So is capitalism dead too? by underground

Alright, I don’t understand economics. I got 32 per cent in fifth form economics. I was happy with the grade. I spent the year copying off a girl who got 19 per cent. Anyway, teenage memories aside, what’s with all these investment companies and banks going under? I don’t understand the ins and outs of what has happened, but I kind of get the gist. Excuse my ignorance, but I cannot help but find it ironic that the government that espouses neo-liberal capitalist ideology the most religiously has now assumed ownership of a private enterprise. Has capitalism been undermined?

The Herald’s Brian Fallow wrote this morning:“Capitalism requires enterprises to be allowed to fail and their owners – whether reckless, inept or just unlucky – to lose their money.” Continue reading



The McCain/Bush… Oops! I mean McCain/Palin ticket by underground

Obama has rightly caught out the Republicans trying to divert attention away from policy debate by perverting comments he made likening John McCain’s promise of change to putting lipstick on a pig.

“You can put lipstick on a pig. It’s still a pig. You can wrap up an old fish in a piece of paper and call it change. It’s still going to stink after eight years. We’ve had enough.”

McCain’s team then accused Obama of sexism, twisting the comment as a dig at McCain’s running mate, Alaskan Governor Sarah Palin. Palin, a self-confessed ‘hockey-mom’ had previously commented that the only difference between a hockey-mom and a pitbull was lipstick.

Sarah Palin is not a pig with lipstick on. She is George Bush in a skirt.

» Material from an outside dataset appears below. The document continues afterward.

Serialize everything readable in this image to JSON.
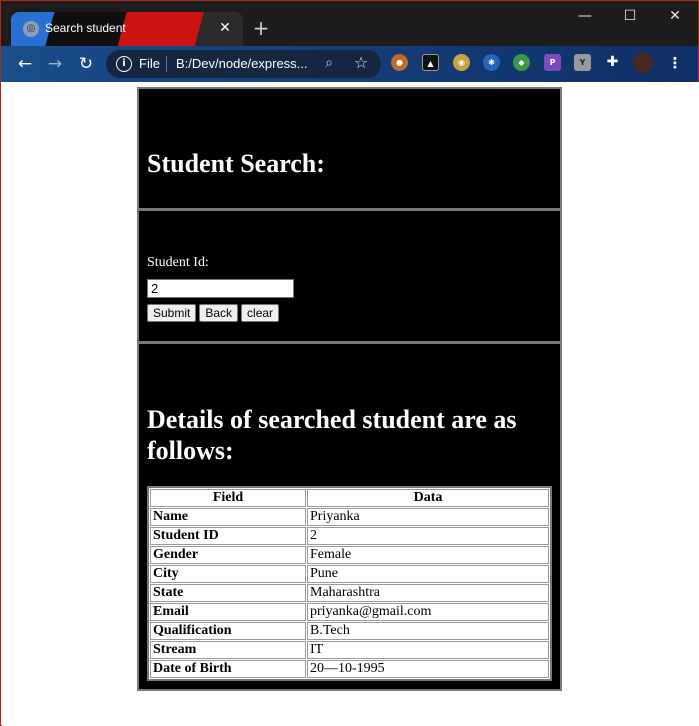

Continue reading



Diplomacy: Can’t we just talk about it? by underground

Death of a nation – Part Three: Diplomacy: Can’t we just talk about it?

Behind the scenes, whilst condemnations are conveyed, grand speeches made and newspaper columns are scribed, negotiations are taking place to try find a solution to the Zimbabwe problem. The international community, led mainly by Britain and the commonwealth, Europe and the United States, are attempting to pressure Mugabe’s regime into submission, and criticised China and Russia for not supporting moves against Mugabe. Within Africa, Botswana, Kenya and Zambia have been the most vocal against Mugabe, and are eager to get other African countries to oppose the regime more openly. The African Union, and in particular South Africa, are trying to negotiate with Mugabe and mediate between the two parties. These talks have not been without their critics. South Africa has been at the thick of both the diplomacy, and the criticism. Continue reading



Sanctions: Can we starve this disease? by underground

Death of a nation – Part Four: Sanctions: Can we starve this disease?

Attempts to bring sanctions in against the Mugabe regime failed recently at the United Nations, with Russia and China using their Security Council vetoes, claiming the situation in Zimbabwe did not threaten international stability. South Africa also opposed the motion saying the sanctions would interfere with their attempts to bring about a national unity government. South Africa’s Thabo Mbeki also claimed the sanctions could provoke a civil war. Burkina Faso’s ambassador, Michel Kafando, who voted for the motion said, “As a means of exerting pressure, it could help”. Both Britain and the United States, who put forward the motion, were disappointed China followed Russia’s move to veto the sanctions, with British Foreign Secretary David Miliband saying “it will appear incomprehensible to the people of Zimbabwe”. Continue reading